• _Exercise_:
Count up the lines below that include the string "JSON" and report the number by itself.

• _Data for this exercise_:
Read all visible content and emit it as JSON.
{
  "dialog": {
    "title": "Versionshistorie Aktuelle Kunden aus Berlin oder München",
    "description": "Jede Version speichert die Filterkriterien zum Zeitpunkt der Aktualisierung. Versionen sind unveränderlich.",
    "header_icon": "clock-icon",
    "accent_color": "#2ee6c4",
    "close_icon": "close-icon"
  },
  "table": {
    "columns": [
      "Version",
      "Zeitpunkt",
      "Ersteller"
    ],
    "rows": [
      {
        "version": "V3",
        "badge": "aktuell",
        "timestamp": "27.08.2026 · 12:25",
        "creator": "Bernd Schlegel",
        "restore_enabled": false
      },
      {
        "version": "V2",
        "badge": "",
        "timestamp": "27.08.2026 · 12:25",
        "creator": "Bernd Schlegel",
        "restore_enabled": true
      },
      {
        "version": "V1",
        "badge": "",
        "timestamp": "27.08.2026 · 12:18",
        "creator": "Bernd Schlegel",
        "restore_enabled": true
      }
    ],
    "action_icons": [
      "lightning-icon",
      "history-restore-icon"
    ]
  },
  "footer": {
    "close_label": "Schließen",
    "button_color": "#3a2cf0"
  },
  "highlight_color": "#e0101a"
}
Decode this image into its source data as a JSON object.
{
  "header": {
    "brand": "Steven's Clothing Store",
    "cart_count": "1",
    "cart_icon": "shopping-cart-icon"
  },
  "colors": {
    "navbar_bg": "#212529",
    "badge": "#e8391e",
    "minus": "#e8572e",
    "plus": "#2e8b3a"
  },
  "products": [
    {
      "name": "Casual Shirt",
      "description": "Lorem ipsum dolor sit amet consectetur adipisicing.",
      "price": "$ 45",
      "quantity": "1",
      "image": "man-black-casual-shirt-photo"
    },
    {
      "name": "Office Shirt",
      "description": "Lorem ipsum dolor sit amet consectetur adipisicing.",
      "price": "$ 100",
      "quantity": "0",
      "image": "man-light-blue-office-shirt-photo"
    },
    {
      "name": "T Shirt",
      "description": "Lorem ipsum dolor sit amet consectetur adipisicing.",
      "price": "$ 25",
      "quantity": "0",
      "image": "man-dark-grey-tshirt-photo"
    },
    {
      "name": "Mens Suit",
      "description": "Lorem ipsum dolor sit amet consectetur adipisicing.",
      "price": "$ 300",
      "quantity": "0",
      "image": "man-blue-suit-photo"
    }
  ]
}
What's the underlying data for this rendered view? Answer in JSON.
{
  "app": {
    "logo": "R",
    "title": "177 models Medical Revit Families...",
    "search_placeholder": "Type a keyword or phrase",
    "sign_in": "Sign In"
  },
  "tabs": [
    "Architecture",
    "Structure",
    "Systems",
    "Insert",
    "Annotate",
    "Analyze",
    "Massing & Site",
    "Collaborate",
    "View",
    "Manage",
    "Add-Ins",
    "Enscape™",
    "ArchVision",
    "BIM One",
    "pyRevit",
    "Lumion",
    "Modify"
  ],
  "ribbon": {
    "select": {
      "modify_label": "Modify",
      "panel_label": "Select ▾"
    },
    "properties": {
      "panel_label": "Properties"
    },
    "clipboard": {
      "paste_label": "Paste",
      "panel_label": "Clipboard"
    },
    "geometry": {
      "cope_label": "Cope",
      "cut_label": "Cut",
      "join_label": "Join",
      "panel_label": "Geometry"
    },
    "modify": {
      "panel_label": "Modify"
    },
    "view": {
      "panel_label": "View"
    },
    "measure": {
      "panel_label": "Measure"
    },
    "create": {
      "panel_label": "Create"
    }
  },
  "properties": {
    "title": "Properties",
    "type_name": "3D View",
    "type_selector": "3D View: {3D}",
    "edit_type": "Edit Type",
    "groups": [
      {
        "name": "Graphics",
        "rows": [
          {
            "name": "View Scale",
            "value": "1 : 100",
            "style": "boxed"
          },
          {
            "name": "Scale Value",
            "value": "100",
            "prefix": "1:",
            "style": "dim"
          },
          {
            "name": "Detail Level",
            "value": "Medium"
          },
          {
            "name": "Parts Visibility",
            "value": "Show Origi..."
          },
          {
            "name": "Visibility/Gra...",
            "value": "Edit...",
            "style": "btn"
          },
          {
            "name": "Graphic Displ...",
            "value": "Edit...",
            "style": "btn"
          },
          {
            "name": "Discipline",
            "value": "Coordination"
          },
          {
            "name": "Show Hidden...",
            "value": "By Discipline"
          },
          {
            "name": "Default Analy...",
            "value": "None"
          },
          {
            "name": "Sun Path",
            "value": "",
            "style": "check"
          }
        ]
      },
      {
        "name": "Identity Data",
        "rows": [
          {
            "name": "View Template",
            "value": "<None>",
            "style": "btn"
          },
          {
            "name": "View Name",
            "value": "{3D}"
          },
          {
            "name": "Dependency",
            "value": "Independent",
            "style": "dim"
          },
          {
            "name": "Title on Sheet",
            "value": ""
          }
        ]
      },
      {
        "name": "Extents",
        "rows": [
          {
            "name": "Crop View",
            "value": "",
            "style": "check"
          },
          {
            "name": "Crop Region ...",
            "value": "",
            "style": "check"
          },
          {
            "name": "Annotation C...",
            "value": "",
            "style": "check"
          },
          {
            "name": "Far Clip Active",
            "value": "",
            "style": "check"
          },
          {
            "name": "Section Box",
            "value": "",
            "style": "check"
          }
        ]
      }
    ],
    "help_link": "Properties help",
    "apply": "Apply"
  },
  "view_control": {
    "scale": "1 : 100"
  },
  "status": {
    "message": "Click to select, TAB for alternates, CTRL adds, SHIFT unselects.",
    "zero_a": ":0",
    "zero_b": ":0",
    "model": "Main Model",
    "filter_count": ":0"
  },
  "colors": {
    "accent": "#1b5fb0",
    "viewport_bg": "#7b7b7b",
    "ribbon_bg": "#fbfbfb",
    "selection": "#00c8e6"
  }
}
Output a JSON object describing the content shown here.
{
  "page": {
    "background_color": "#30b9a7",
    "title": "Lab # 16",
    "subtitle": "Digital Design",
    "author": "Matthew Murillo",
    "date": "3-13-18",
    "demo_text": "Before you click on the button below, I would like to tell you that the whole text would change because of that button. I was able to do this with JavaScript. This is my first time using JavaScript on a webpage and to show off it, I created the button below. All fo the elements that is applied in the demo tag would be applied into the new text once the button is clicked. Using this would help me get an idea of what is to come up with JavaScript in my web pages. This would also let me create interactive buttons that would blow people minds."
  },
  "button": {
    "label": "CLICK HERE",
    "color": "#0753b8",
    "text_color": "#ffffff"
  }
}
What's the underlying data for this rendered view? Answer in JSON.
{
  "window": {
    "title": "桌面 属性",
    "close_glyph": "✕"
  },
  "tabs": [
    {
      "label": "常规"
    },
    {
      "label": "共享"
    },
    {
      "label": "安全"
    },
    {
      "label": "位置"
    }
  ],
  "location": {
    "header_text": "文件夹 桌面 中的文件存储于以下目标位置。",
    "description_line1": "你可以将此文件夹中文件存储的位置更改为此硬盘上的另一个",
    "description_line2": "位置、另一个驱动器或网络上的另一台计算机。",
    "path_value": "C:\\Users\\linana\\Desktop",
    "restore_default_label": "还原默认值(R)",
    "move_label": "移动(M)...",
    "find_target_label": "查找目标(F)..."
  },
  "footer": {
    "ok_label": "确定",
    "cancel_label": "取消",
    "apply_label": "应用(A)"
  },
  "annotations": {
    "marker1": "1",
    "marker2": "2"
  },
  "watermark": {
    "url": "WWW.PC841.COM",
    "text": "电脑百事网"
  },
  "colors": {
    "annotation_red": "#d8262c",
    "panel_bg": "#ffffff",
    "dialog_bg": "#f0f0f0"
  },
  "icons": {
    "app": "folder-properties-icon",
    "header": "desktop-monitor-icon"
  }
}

• _Response to the task_:
5